**What you should do:** Please give the data below again in full, exactly as it stands.

**Exercise material:**
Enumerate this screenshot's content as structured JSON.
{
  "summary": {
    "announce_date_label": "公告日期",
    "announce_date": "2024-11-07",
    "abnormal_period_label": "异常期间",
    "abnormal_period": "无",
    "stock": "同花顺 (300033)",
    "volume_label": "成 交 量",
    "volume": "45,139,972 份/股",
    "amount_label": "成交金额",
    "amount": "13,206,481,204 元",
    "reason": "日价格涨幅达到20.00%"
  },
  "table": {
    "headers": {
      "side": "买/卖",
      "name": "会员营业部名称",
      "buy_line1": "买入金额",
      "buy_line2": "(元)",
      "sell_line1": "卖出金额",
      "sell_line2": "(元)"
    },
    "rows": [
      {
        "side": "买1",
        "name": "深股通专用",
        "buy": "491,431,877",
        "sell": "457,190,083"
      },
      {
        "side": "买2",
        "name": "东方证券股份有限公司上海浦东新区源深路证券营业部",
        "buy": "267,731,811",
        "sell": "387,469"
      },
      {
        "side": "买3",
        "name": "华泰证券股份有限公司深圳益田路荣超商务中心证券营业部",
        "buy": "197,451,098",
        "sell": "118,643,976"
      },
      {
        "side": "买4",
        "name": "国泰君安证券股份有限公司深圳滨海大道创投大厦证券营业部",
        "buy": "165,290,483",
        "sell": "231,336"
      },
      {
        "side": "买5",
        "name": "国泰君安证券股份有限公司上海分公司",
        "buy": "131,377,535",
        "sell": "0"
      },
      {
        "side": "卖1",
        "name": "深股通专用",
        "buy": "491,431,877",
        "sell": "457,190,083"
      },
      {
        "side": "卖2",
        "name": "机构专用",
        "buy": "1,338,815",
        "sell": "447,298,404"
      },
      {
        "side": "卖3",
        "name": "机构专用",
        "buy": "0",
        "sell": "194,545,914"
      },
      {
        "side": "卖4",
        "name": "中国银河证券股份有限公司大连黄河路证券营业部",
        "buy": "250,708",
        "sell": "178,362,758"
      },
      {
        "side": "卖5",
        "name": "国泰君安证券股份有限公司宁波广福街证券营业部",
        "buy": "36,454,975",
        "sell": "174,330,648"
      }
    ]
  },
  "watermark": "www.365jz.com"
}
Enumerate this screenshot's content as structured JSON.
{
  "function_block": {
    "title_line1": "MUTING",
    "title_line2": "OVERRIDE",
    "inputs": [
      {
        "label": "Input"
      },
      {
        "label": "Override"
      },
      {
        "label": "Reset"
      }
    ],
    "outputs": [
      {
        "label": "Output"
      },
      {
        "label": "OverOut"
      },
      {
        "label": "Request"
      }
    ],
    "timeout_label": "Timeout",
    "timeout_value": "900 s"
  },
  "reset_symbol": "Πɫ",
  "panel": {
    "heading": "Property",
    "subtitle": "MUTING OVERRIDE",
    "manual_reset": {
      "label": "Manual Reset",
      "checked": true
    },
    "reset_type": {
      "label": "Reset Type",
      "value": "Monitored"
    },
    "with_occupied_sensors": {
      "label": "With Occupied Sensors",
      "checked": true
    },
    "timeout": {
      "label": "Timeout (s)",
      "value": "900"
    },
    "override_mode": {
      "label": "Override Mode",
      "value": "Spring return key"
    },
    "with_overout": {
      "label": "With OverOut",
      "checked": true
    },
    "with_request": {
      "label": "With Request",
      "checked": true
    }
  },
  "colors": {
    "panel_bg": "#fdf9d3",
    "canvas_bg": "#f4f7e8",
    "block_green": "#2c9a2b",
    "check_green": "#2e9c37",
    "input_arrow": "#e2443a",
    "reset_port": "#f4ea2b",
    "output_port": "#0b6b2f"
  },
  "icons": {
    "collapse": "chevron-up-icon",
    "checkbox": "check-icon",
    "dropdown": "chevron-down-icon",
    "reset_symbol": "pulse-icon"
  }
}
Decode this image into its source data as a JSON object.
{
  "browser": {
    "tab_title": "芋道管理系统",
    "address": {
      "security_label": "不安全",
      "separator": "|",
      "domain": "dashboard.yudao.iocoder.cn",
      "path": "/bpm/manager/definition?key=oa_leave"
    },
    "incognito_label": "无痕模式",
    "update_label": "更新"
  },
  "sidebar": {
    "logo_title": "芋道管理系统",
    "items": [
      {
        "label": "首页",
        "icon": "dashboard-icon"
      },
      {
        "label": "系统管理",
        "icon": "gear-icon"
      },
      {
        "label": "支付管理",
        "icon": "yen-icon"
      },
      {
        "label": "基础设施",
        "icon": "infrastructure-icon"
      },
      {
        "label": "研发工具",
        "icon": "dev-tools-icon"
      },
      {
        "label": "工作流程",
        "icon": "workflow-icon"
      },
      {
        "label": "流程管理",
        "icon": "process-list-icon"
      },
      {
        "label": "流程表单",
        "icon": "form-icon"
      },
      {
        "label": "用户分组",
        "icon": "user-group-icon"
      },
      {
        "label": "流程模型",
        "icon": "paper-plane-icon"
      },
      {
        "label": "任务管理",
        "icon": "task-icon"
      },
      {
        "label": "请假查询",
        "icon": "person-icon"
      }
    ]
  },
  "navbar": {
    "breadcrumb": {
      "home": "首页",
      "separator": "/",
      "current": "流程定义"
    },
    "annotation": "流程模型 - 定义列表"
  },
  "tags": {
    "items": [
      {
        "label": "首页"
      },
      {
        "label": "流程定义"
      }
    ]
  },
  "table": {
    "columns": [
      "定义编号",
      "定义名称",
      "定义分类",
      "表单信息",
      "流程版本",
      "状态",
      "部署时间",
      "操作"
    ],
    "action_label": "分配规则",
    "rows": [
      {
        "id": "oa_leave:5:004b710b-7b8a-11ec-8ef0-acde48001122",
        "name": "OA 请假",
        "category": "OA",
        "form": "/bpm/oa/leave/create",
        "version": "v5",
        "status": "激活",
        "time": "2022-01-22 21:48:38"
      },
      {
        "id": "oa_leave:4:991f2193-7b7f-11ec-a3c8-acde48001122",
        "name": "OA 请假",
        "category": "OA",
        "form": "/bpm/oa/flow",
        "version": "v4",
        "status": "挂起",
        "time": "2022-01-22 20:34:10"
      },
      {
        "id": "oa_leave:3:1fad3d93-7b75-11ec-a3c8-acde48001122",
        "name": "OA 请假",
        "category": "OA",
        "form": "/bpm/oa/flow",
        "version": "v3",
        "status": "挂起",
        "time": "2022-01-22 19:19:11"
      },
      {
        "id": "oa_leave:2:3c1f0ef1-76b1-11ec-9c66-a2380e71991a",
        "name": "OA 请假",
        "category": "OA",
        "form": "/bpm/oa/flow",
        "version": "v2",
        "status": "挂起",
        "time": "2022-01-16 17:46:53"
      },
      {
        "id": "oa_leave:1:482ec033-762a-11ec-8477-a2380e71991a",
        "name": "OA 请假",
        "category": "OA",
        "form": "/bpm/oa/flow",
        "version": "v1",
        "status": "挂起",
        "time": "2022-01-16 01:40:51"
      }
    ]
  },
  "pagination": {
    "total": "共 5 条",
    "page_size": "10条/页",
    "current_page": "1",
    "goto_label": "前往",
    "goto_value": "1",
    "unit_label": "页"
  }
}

**Task result:**
Enumerate this screenshot's content as structured JSON.
{
  "summary": {
    "announce_date_label": "公告日期",
    "announce_date": "2024-11-07",
    "abnormal_period_label": "异常期间",
    "abnormal_period": "无",
    "stock": "同花顺 (300033)",
    "volume_label": "成 交 量",
    "volume": "45,139,972 份/股",
    "amount_label": "成交金额",
    "amount": "13,206,481,204 元",
    "reason": "日价格涨幅达到20.00%"
  },
  "table": {
    "headers": {
      "side": "买/卖",
      "name": "会员营业部名称",
      "buy_line1": "买入金额",
      "buy_line2": "(元)",
      "sell_line1": "卖出金额",
      "sell_line2": "(元)"
    },
    "rows": [
      {
        "side": "买1",
        "name": "深股通专用",
        "buy": "491,431,877",
        "sell": "457,190,083"
      },
      {
        "side": "买2",
        "name": "东方证券股份有限公司上海浦东新区源深路证券营业部",
        "buy": "267,731,811",
        "sell": "387,469"
      },
      {
        "side": "买3",
        "name": "华泰证券股份有限公司深圳益田路荣超商务中心证券营业部",
        "buy": "197,451,098",
        "sell": "118,643,976"
      },
      {
        "side": "买4",
        "name": "国泰君安证券股份有限公司深圳滨海大道创投大厦证券营业部",
        "buy": "165,290,483",
        "sell": "231,336"
      },
      {
        "side": "买5",
        "name": "国泰君安证券股份有限公司上海分公司",
        "buy": "131,377,535",
        "sell": "0"
      },
      {
        "side": "卖1",
        "name": "深股通专用",
        "buy": "491,431,877",
        "sell": "457,190,083"
      },
      {
        "side": "卖2",
        "name": "机构专用",
        "buy": "1,338,815",
        "sell": "447,298,404"
      },
      {
        "side": "卖3",
        "name": "机构专用",
        "buy": "0",
        "sell": "194,545,914"
      },
      {
        "side": "卖4",
        "name": "中国银河证券股份有限公司大连黄河路证券营业部",
        "buy": "250,708",
        "sell": "178,362,758"
      },
      {
        "side": "卖5",
        "name": "国泰君安证券股份有限公司宁波广福街证券营业部",
        "buy": "36,454,975",
        "sell": "174,330,648"
      }
    ]
  },
  "watermark": "www.365jz.com"
}
Enumerate this screenshot's content as structured JSON.
{
  "function_block": {
    "title_line1": "MUTING",
    "title_line2": "OVERRIDE",
    "inputs": [
      {
        "label": "Input"
      },
      {
        "label": "Override"
      },
      {
        "label": "Reset"
      }
    ],
    "outputs": [
      {
        "label": "Output"
      },
      {
        "label": "OverOut"
      },
      {
        "label": "Request"
      }
    ],
    "timeout_label": "Timeout",
    "timeout_value": "900 s"
  },
  "reset_symbol": "Πɫ",
  "panel": {
    "heading": "Property",
    "subtitle": "MUTING OVERRIDE",
    "manual_reset": {
      "label": "Manual Reset",
      "checked": true
    },
    "reset_type": {
      "label": "Reset Type",
      "value": "Monitored"
    },
    "with_occupied_sensors": {
      "label": "With Occupied Sensors",
      "checked": true
    },
    "timeout": {
      "label": "Timeout (s)",
      "value": "900"
    },
    "override_mode": {
      "label": "Override Mode",
      "value": "Spring return key"
    },
    "with_overout": {
      "label": "With OverOut",
      "checked": true
    },
    "with_request": {
      "label": "With Request",
      "checked": true
    }
  },
  "colors": {
    "panel_bg": "#fdf9d3",
    "canvas_bg": "#f4f7e8",
    "block_green": "#2c9a2b",
    "check_green": "#2e9c37",
    "input_arrow": "#e2443a",
    "reset_port": "#f4ea2b",
    "output_port": "#0b6b2f"
  },
  "icons": {
    "collapse": "chevron-up-icon",
    "checkbox": "check-icon",
    "dropdown": "chevron-down-icon",
    "reset_symbol": "pulse-icon"
  }
}
Decode this image into its source data as a JSON object.
{
  "browser": {
    "tab_title": "芋道管理系统",
    "address": {
      "security_label": "不安全",
      "separator": "|",
      "domain": "dashboard.yudao.iocoder.cn",
      "path": "/bpm/manager/definition?key=oa_leave"
    },
    "incognito_label": "无痕模式",
    "update_label": "更新"
  },
  "sidebar": {
    "logo_title": "芋道管理系统",
    "items": [
      {
        "label": "首页",
        "icon": "dashboard-icon"
      },
      {
        "label": "系统管理",
        "icon": "gear-icon"
      },
      {
        "label": "支付管理",
        "icon": "yen-icon"
      },
      {
        "label": "基础设施",
        "icon": "infrastructure-icon"
      },
      {
        "label": "研发工具",
        "icon": "dev-tools-icon"
      },
      {
        "label": "工作流程",
        "icon": "workflow-icon"
      },
      {
        "label": "流程管理",
        "icon": "process-list-icon"
      },
      {
        "label": "流程表单",
        "icon": "form-icon"
      },
      {
        "label": "用户分组",
        "icon": "user-group-icon"
      },
      {
        "label": "流程模型",
        "icon": "paper-plane-icon"
      },
      {
        "label": "任务管理",
        "icon": "task-icon"
      },
      {
        "label": "请假查询",
        "icon": "person-icon"
      }
    ]
  },
  "navbar": {
    "breadcrumb": {
      "home": "首页",
      "separator": "/",
      "current": "流程定义"
    },
    "annotation": "流程模型 - 定义列表"
  },
  "tags": {
    "items": [
      {
        "label": "首页"
      },
      {
        "label": "流程定义"
      }
    ]
  },
  "table": {
    "columns": [
      "定义编号",
      "定义名称",
      "定义分类",
      "表单信息",
      "流程版本",
      "状态",
      "部署时间",
      "操作"
    ],
    "action_label": "分配规则",
    "rows": [
      {
        "id": "oa_leave:5:004b710b-7b8a-11ec-8ef0-acde48001122",
        "name": "OA 请假",
        "category": "OA",
        "form": "/bpm/oa/leave/create",
        "version": "v5",
        "status": "激活",
        "time": "2022-01-22 21:48:38"
      },
      {
        "id": "oa_leave:4:991f2193-7b7f-11ec-a3c8-acde48001122",
        "name": "OA 请假",
        "category": "OA",
        "form": "/bpm/oa/flow",
        "version": "v4",
        "status": "挂起",
        "time": "2022-01-22 20:34:10"
      },
      {
        "id": "oa_leave:3:1fad3d93-7b75-11ec-a3c8-acde48001122",
        "name": "OA 请假",
        "category": "OA",
        "form": "/bpm/oa/flow",
        "version": "v3",
        "status": "挂起",
        "time": "2022-01-22 19:19:11"
      },
      {
        "id": "oa_leave:2:3c1f0ef1-76b1-11ec-9c66-a2380e71991a",
        "name": "OA 请假",
        "category": "OA",
        "form": "/bpm/oa/flow",
        "version": "v2",
        "status": "挂起",
        "time": "2022-01-16 17:46:53"
      },
      {
        "id": "oa_leave:1:482ec033-762a-11ec-8477-a2380e71991a",
        "name": "OA 请假",
        "category": "OA",
        "form": "/bpm/oa/flow",
        "version": "v1",
        "status": "挂起",
        "time": "2022-01-16 01:40:51"
      }
    ]
  },
  "pagination": {
    "total": "共 5 条",
    "page_size": "10条/页",
    "current_page": "1",
    "goto_label": "前往",
    "goto_value": "1",
    "unit_label": "页"
  }
}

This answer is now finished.